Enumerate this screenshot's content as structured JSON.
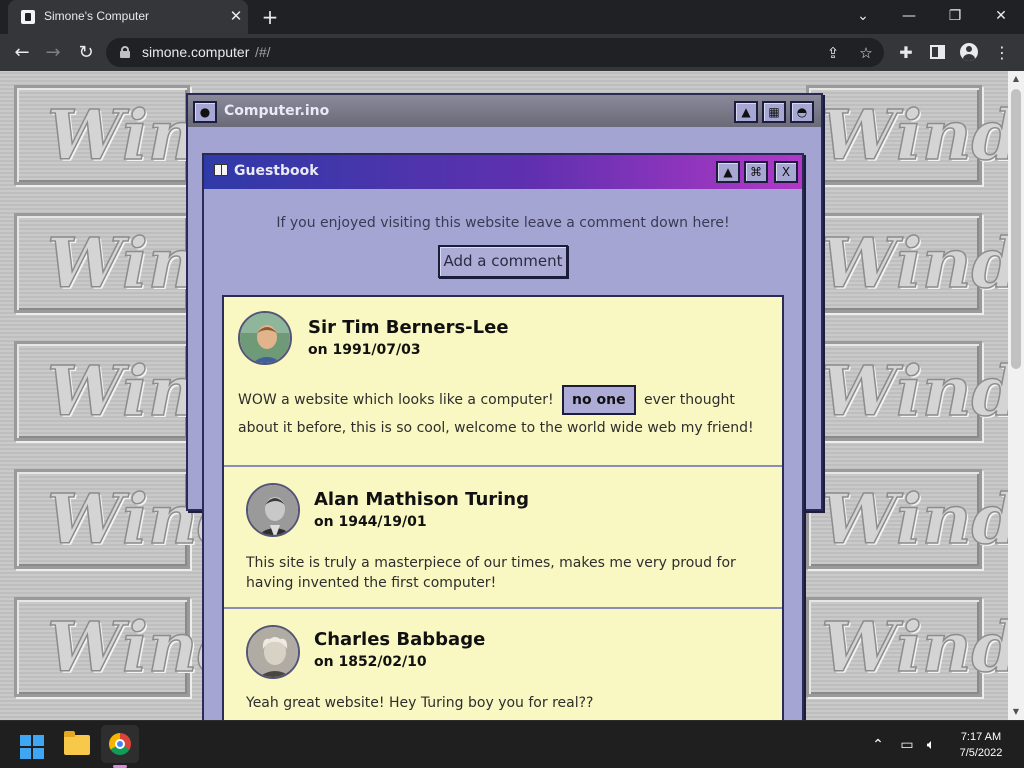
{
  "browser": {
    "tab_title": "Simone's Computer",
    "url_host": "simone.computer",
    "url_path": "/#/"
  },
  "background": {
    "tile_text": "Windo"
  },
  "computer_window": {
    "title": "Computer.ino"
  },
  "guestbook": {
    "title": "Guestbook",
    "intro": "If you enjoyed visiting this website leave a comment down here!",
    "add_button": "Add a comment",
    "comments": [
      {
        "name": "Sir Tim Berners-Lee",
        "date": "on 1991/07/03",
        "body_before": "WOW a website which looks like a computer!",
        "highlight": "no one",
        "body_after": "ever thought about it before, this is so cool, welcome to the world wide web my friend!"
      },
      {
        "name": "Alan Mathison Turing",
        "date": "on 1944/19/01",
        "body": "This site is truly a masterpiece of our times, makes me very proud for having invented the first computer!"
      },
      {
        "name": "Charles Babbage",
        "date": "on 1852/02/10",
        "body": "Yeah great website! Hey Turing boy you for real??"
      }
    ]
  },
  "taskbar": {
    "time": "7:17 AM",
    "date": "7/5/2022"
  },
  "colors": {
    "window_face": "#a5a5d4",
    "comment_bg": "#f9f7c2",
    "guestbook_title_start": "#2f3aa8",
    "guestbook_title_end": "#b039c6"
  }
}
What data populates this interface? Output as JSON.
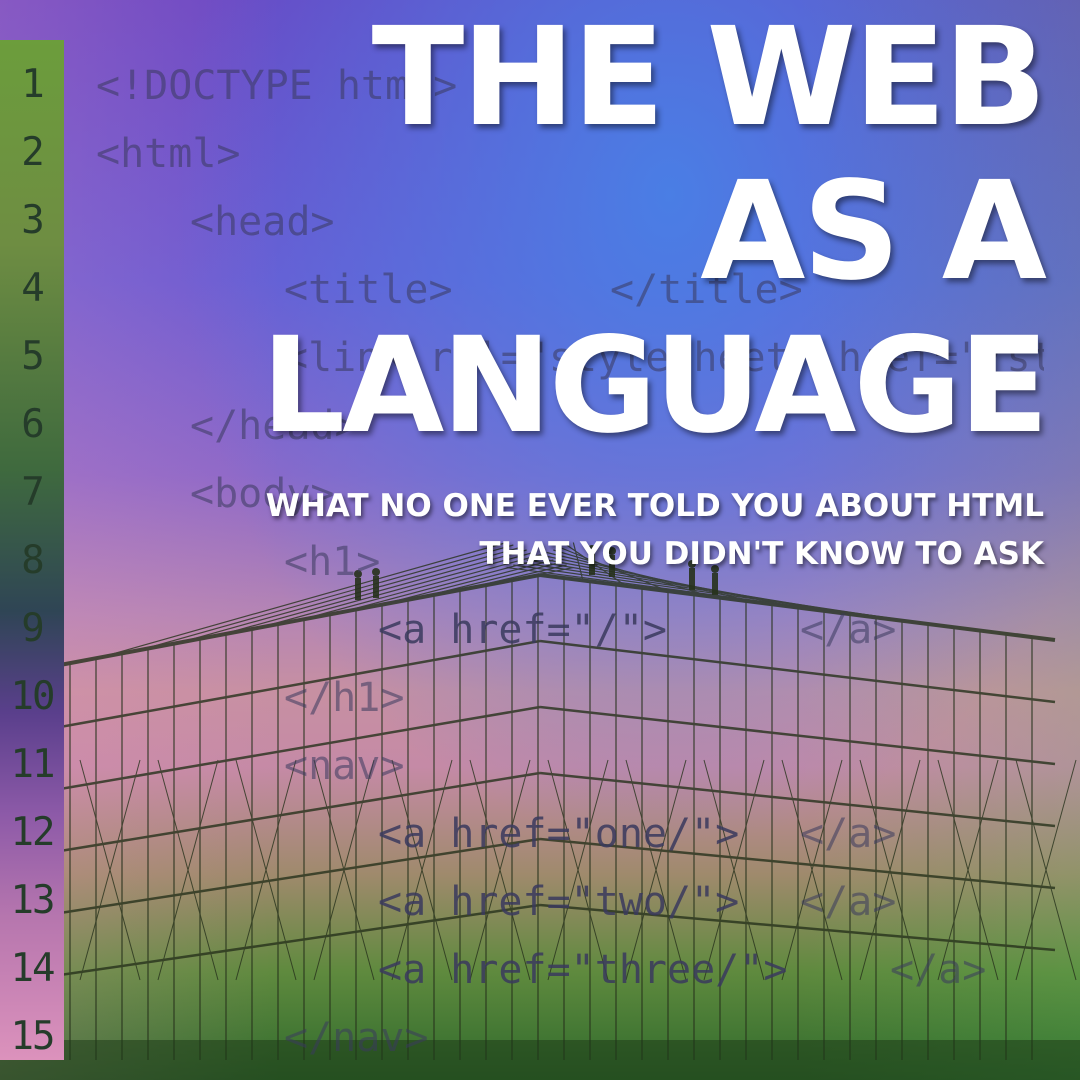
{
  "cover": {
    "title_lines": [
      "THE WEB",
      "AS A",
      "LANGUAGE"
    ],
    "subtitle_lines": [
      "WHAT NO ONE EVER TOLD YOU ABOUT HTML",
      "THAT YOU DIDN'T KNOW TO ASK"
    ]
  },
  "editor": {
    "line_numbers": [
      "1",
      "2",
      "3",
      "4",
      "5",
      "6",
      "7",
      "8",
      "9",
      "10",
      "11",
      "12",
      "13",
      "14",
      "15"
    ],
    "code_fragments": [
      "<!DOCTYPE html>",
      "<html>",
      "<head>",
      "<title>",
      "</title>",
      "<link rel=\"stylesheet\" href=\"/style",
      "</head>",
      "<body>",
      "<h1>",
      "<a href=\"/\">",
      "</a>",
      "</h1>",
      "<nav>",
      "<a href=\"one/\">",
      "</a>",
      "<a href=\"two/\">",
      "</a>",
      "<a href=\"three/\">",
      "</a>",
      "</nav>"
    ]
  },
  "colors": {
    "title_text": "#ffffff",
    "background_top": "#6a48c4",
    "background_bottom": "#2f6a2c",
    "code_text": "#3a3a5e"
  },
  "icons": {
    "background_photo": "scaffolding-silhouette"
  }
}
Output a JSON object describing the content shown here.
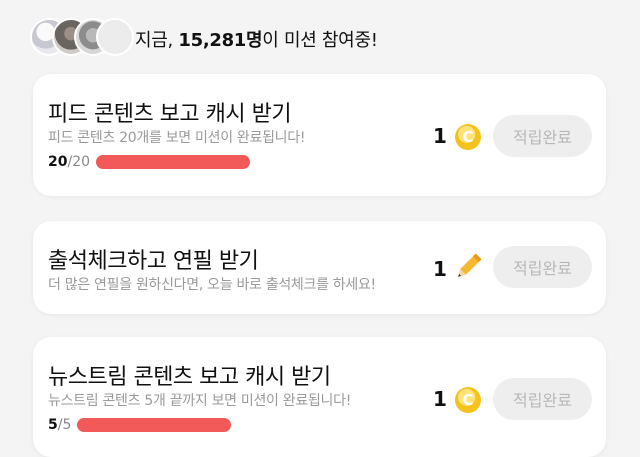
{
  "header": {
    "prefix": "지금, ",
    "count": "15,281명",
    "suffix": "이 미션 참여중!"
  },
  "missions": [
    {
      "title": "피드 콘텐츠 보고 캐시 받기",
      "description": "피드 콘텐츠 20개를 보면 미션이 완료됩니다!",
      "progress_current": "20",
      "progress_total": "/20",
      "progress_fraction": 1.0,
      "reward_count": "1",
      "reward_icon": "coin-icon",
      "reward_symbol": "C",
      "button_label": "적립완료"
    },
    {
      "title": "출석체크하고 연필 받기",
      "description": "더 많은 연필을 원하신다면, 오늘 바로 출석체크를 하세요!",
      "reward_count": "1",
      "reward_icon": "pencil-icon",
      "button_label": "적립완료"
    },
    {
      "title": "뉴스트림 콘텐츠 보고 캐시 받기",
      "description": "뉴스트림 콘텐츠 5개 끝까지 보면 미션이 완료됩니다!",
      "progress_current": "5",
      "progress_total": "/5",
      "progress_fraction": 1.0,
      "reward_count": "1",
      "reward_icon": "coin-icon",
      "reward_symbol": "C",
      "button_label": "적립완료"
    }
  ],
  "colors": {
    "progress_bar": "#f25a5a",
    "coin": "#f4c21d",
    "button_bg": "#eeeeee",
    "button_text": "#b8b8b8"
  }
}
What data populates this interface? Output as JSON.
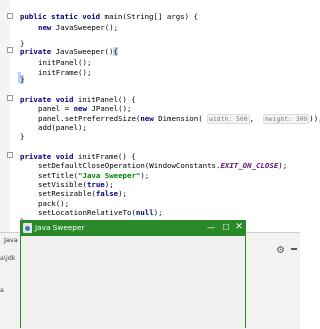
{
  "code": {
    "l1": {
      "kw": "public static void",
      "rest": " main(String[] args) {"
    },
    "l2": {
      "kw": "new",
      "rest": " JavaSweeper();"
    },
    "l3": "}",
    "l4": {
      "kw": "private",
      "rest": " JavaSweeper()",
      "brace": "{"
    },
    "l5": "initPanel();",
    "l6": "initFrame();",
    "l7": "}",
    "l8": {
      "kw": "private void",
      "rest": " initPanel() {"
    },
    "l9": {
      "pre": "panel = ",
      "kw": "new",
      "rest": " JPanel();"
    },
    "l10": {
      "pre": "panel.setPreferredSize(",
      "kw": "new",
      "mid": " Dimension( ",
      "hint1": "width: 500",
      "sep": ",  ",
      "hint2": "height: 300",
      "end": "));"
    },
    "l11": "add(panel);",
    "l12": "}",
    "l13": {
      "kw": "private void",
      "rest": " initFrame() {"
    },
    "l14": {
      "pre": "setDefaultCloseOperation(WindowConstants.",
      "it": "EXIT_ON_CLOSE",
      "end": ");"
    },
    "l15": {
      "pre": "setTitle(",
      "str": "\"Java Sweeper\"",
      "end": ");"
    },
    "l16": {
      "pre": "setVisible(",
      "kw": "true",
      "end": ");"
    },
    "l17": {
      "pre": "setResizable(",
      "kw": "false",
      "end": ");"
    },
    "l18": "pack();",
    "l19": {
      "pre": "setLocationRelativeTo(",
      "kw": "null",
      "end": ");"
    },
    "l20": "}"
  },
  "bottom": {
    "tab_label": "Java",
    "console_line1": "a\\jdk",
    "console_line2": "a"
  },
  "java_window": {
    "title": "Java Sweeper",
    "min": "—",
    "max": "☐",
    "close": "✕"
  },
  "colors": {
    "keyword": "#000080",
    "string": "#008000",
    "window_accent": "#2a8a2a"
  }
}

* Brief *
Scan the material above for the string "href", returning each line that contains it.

* Task result *
      "<link rel=\"stylesheet\" href=\"/style",
      "<a href=\"/\">",
      "<a href=\"one/\">",
      "<a href=\"two/\">",
      "<a href=\"three/\">",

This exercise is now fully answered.